# Online Encyclopedia

# Distinct

Two or more things are **distinct** if no two of them are the same thing. In mathematics, two things are called **distinct** if they are not equal.

## Example

A quadratic equation over the complex numbers always has two roots.

The equation

*y*=*x*^{2}− 3*x*+ 2

factorises as

*y*= (*x*− 1)(*x*− 2)

and thus has as roots *x* = 1 and *x* = 2. Since 1 and 2 are not equal, these roots are distinct.

In contrast, the equation:

*y*=*x*^{2}− 2*x*+ 1

factorises as

*y*= (*x*− 1)(*x*− 1)

and thus has as roots *x* = 1 and *x* = 1. Since 1 and 1 are (of course) equal, the roots are not distinct; they *coincide*.

In other words, the first equation has distinct roots, while the second does not. (In the general theory, the discriminant is introduced to explain this.)

## Proving distinctness
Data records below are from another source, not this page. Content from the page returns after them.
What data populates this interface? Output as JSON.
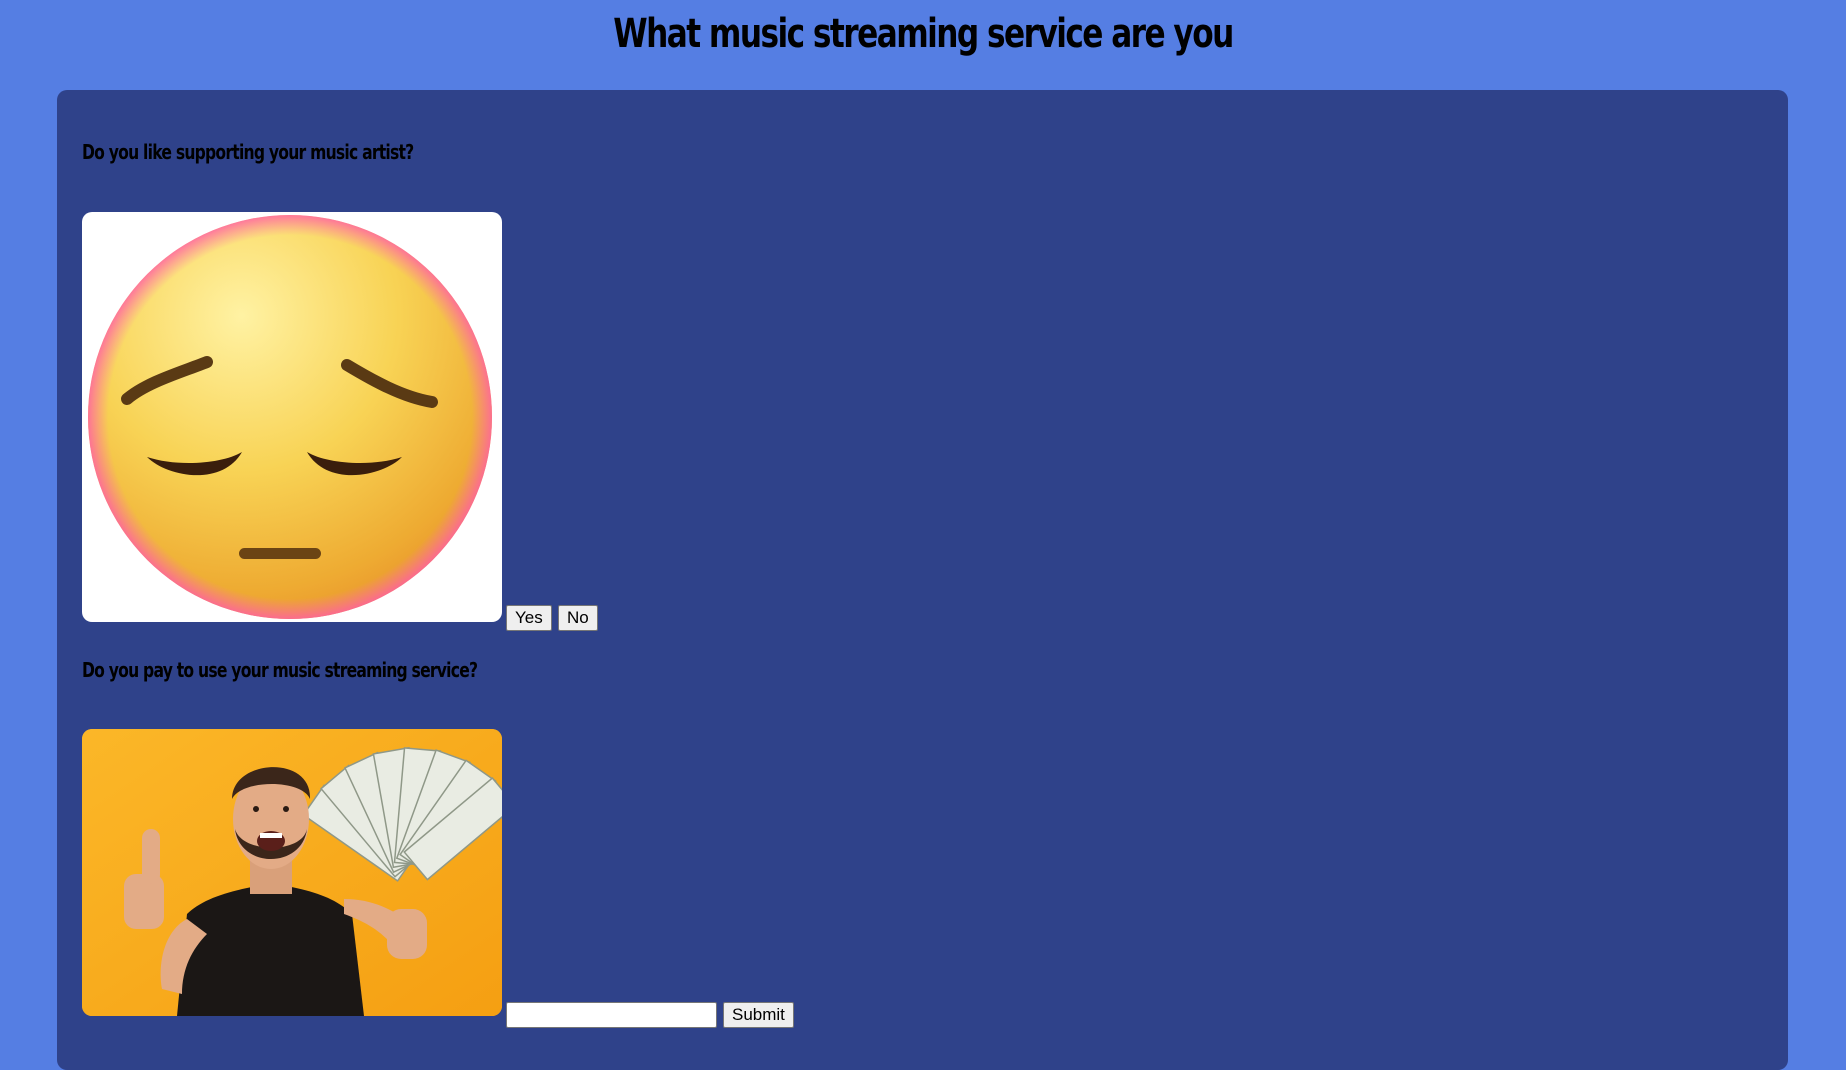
{
  "page": {
    "title": "What music streaming service are you"
  },
  "questions": [
    {
      "text": "Do you like supporting your music artist?",
      "image_icon": "pensive-face-emoji",
      "buttons": [
        "Yes",
        "No"
      ]
    },
    {
      "text": "Do you pay to use your music streaming service?",
      "image_icon": "man-holding-cash-photo",
      "input_value": "",
      "input_placeholder": "",
      "submit_label": "Submit"
    }
  ],
  "colors": {
    "page_background": "#557ee3",
    "panel_background": "#2f428a",
    "photo_background": "#f7ae1e"
  }
}
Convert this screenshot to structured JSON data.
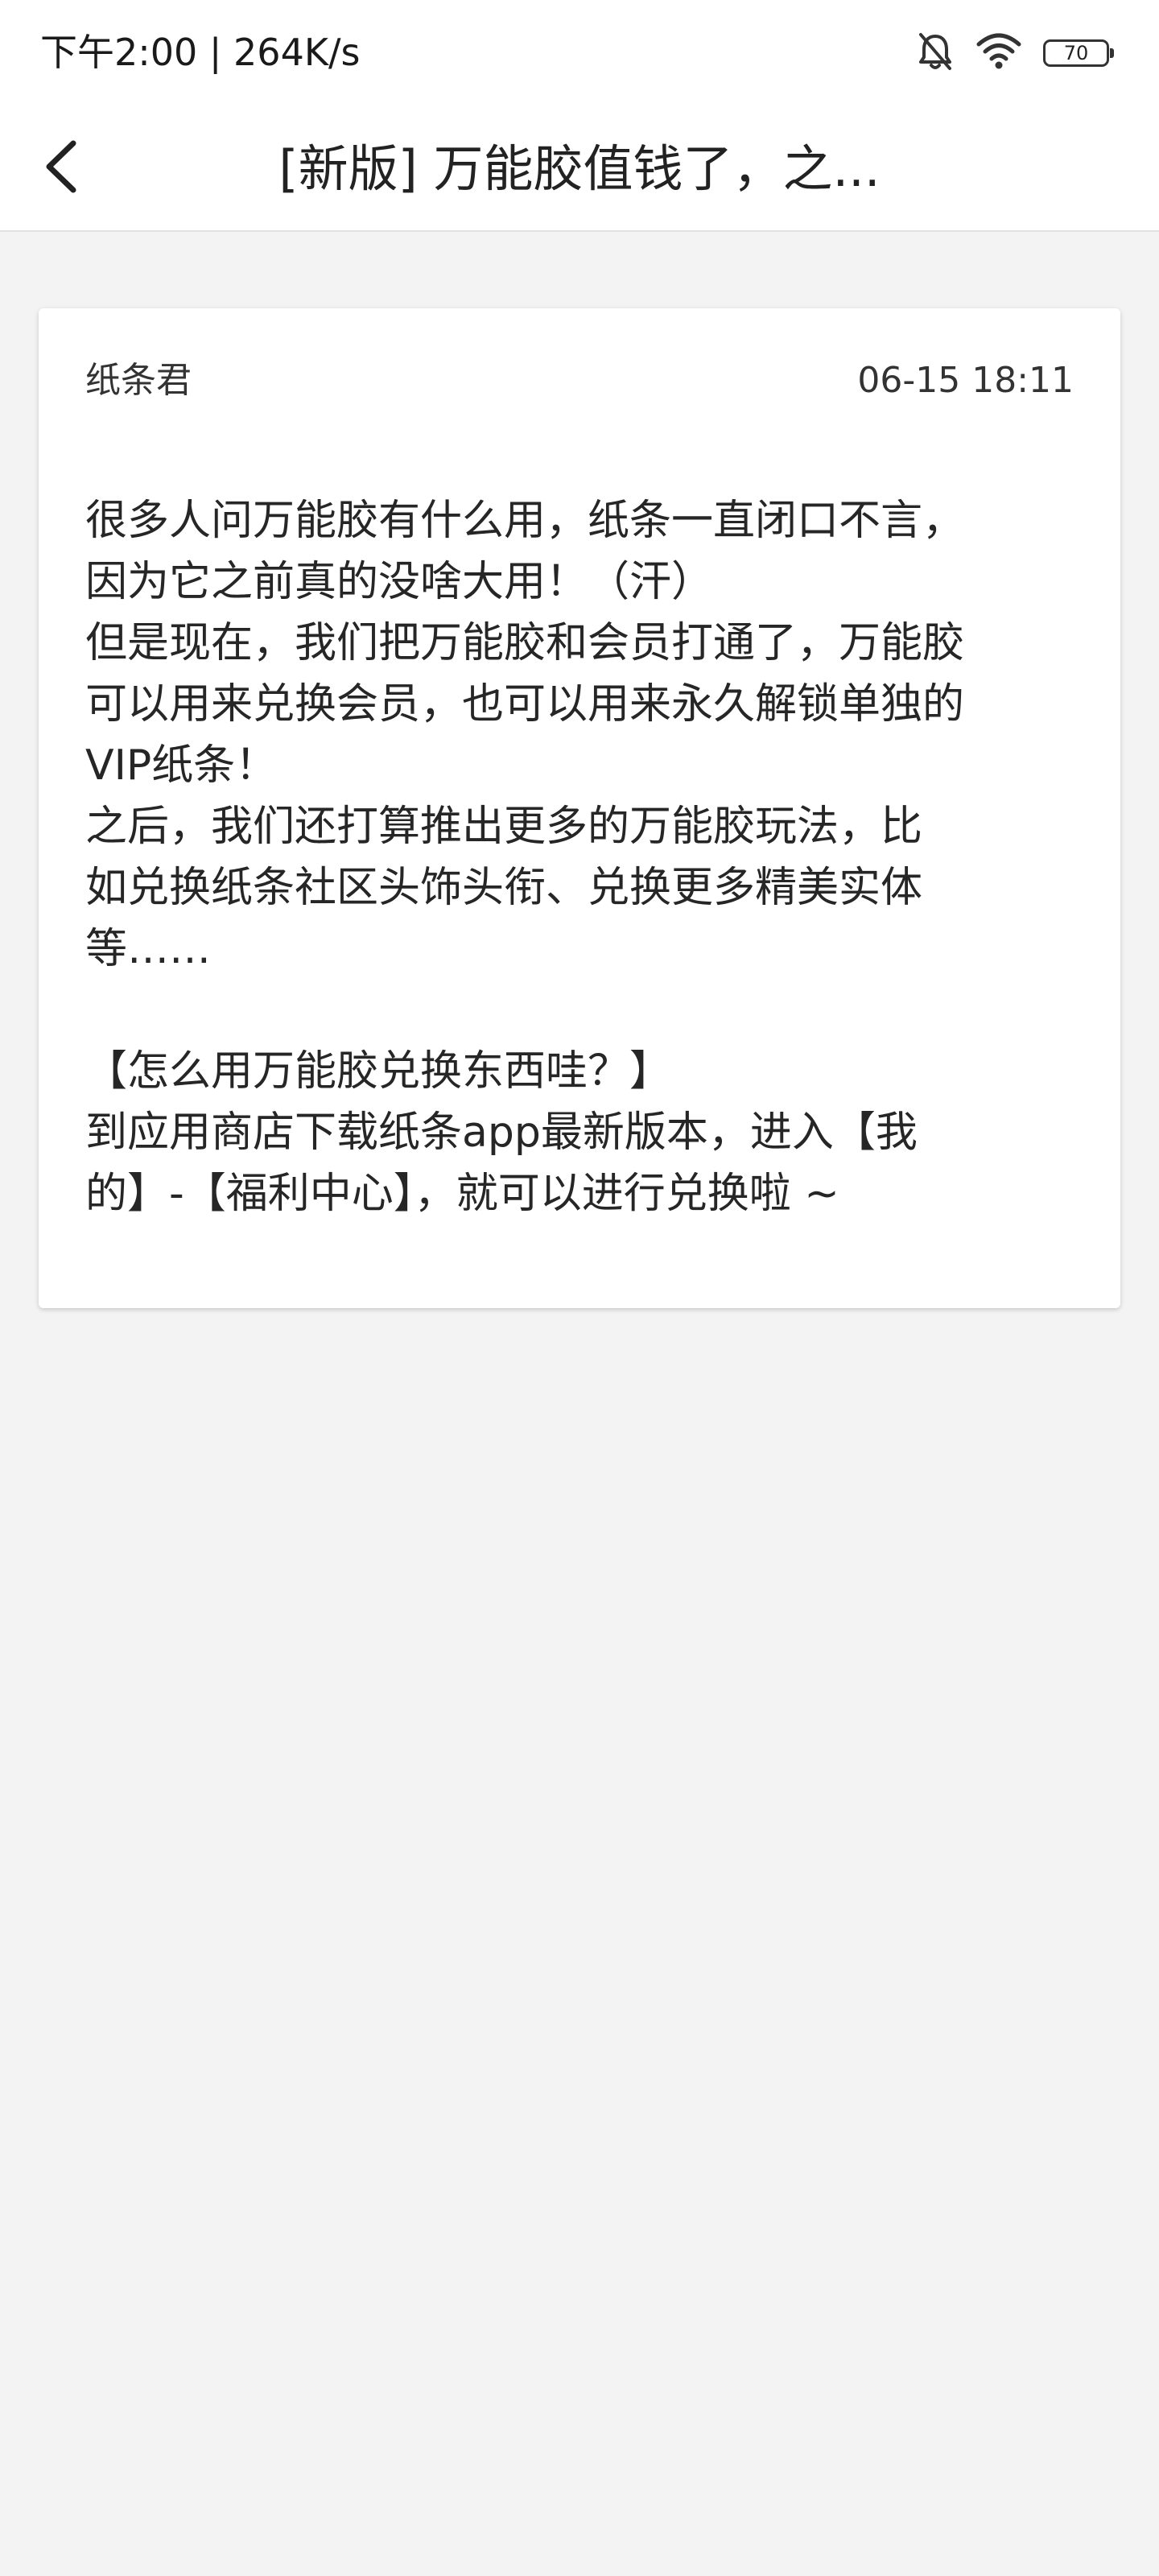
{
  "status_bar": {
    "time_speed": "下午2:00 | 264K/s",
    "battery": "70"
  },
  "nav": {
    "title": "[新版] 万能胶值钱了，之..."
  },
  "post": {
    "author": "纸条君",
    "time": "06-15 18:11",
    "lines": [
      "很多人问万能胶有什么用，纸条一直闭口不言，",
      "因为它之前真的没啥大用！（汗）",
      "但是现在，我们把万能胶和会员打通了，万能胶",
      "可以用来兑换会员，也可以用来永久解锁单独的",
      "VIP纸条！",
      "之后，我们还打算推出更多的万能胶玩法，比",
      "如兑换纸条社区头饰头衔、兑换更多精美实体",
      "等……",
      "",
      "【怎么用万能胶兑换东西哇？】",
      "到应用商店下载纸条app最新版本，进入【我",
      "的】-【福利中心】，就可以进行兑换啦 ~"
    ]
  },
  "icons": {
    "silent": "bell-off-icon",
    "wifi": "wifi-icon",
    "battery": "battery-icon",
    "back": "chevron-left-icon"
  }
}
In order to prove that two things *x* and *y* are distinct, it often helps to find some property that one has but not the other. For a simple example, if for some reason we had any doubt that the roots 1 and 2 in the above example were distinct, then we might prove this by noting that 1 is an odd number while 2 is even. This would prove that 1 and 2 are distinct.
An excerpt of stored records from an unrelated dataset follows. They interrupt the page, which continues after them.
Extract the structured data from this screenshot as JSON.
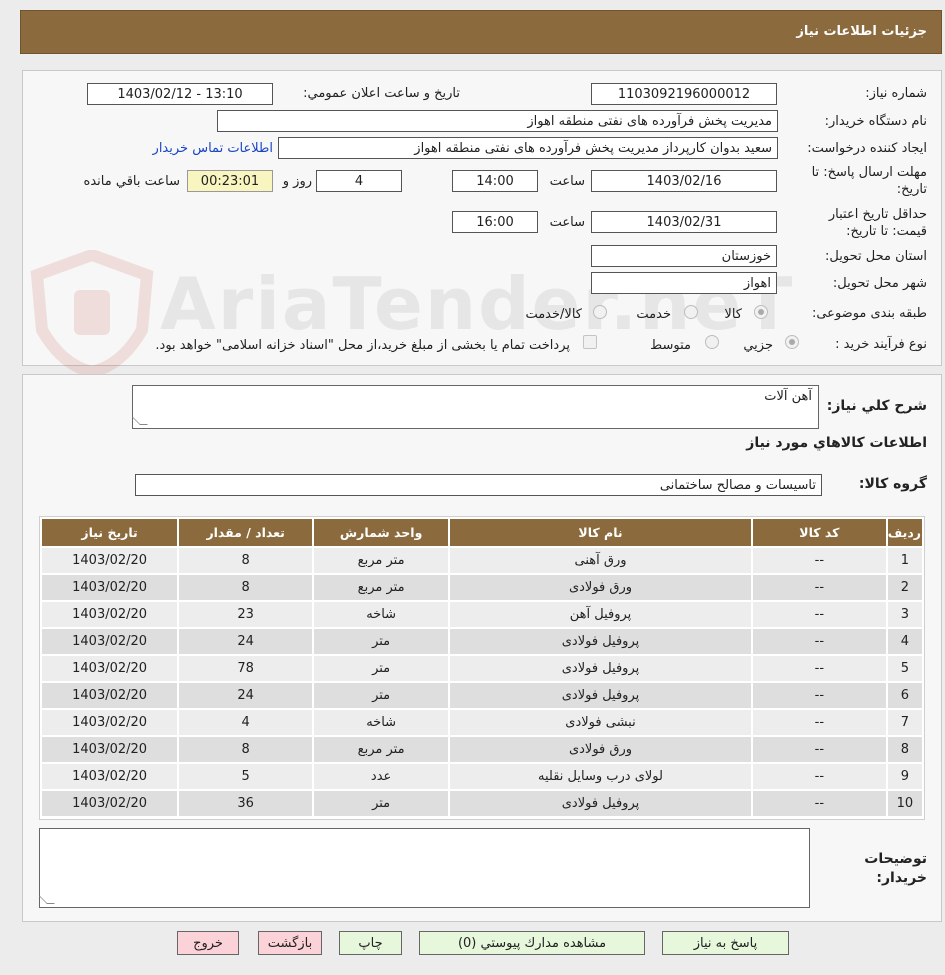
{
  "header": {
    "title": "جزئیات اطلاعات نیاز"
  },
  "form": {
    "need_number": {
      "label": "شماره نیاز:",
      "value": "1103092196000012"
    },
    "announce_datetime": {
      "label": "تاریخ و ساعت اعلان عمومي:",
      "value": "1403/02/12 - 13:10"
    },
    "buyer_org": {
      "label": "نام دستگاه خريدار:",
      "value": "مدیریت پخش فرآورده های نفتی منطقه اهواز"
    },
    "requester": {
      "label": "ایجاد کننده درخواست:",
      "value": "سعید بدوان کارپرداز مدیریت پخش فرآورده های نفتی منطقه اهواز",
      "contact_link": "اطلاعات تماس خریدار"
    },
    "reply_deadline": {
      "label": "مهلت ارسال پاسخ: تا تاریخ:",
      "date": "1403/02/16",
      "time_label": "ساعت",
      "time": "14:00",
      "days": "4",
      "days_label": "روز و",
      "remaining": "00:23:01",
      "remaining_label": "ساعت باقي مانده"
    },
    "price_validity": {
      "label": "حداقل تاریخ اعتبار قیمت: تا تاریخ:",
      "date": "1403/02/31",
      "time_label": "ساعت",
      "time": "16:00"
    },
    "province": {
      "label": "استان محل تحویل:",
      "value": "خوزستان"
    },
    "city": {
      "label": "شهر محل تحویل:",
      "value": "اهواز"
    },
    "category": {
      "label": "طبقه بندی موضوعی:",
      "options": [
        "کالا",
        "خدمت",
        "کالا/خدمت"
      ],
      "selected": "کالا"
    },
    "purchase_type": {
      "label": "نوع فرآیند خرید :",
      "options": [
        "جزيي",
        "متوسط"
      ],
      "selected": "جزيي",
      "treasury_note": "پرداخت تمام یا بخشی از مبلغ خرید،از محل \"اسناد خزانه اسلامی\" خواهد بود."
    }
  },
  "details": {
    "summary_label": "شرح کلي نیاز:",
    "summary_value": "آهن آلات",
    "goods_info_title": "اطلاعات کالاهاي مورد نیاز",
    "goods_group_label": "گروه کالا:",
    "goods_group_value": "تاسیسات و مصالح ساختمانی",
    "buyer_notes_label": "توضیحات خریدار:",
    "buyer_notes_value": ""
  },
  "table": {
    "headers": [
      "رديف",
      "کد کالا",
      "نام کالا",
      "واحد شمارش",
      "تعداد / مقدار",
      "تاریخ نیاز"
    ],
    "rows": [
      [
        "1",
        "--",
        "ورق آهنی",
        "متر مربع",
        "8",
        "1403/02/20"
      ],
      [
        "2",
        "--",
        "ورق فولادی",
        "متر مربع",
        "8",
        "1403/02/20"
      ],
      [
        "3",
        "--",
        "پروفیل آهن",
        "شاخه",
        "23",
        "1403/02/20"
      ],
      [
        "4",
        "--",
        "پروفیل فولادی",
        "متر",
        "24",
        "1403/02/20"
      ],
      [
        "5",
        "--",
        "پروفیل فولادی",
        "متر",
        "78",
        "1403/02/20"
      ],
      [
        "6",
        "--",
        "پروفیل فولادی",
        "متر",
        "24",
        "1403/02/20"
      ],
      [
        "7",
        "--",
        "نبشی فولادی",
        "شاخه",
        "4",
        "1403/02/20"
      ],
      [
        "8",
        "--",
        "ورق فولادی",
        "متر مربع",
        "8",
        "1403/02/20"
      ],
      [
        "9",
        "--",
        "لولای درب وسایل نقلیه",
        "عدد",
        "5",
        "1403/02/20"
      ],
      [
        "10",
        "--",
        "پروفیل فولادی",
        "متر",
        "36",
        "1403/02/20"
      ]
    ]
  },
  "buttons": {
    "reply": "پاسخ به نیاز",
    "attachments": "مشاهده مدارك پيوستي (0)",
    "print": "چاپ",
    "back": "بازگشت",
    "exit": "خروج"
  },
  "watermark": {
    "text": "AriaTender.neT"
  },
  "colors": {
    "header_brown": "#8b6a3e",
    "link_blue": "#1a45c4",
    "button_green": "#e7f7dc",
    "button_pink": "#fad2d8"
  }
}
Along the same lines, one can prove that *x* and *y* are distinct by finding some function *f* and proving that *f*(*x*) and *f*(*y*) are distinct. This may seem like a simple idea, and it is, but many deep results in mathematics concern when you can prove distinctness by particular methods. For example, the Hahn Banach Theorem says (among other things) that distinct elements of a Banach space can be proved to be distinct using only linear functionals.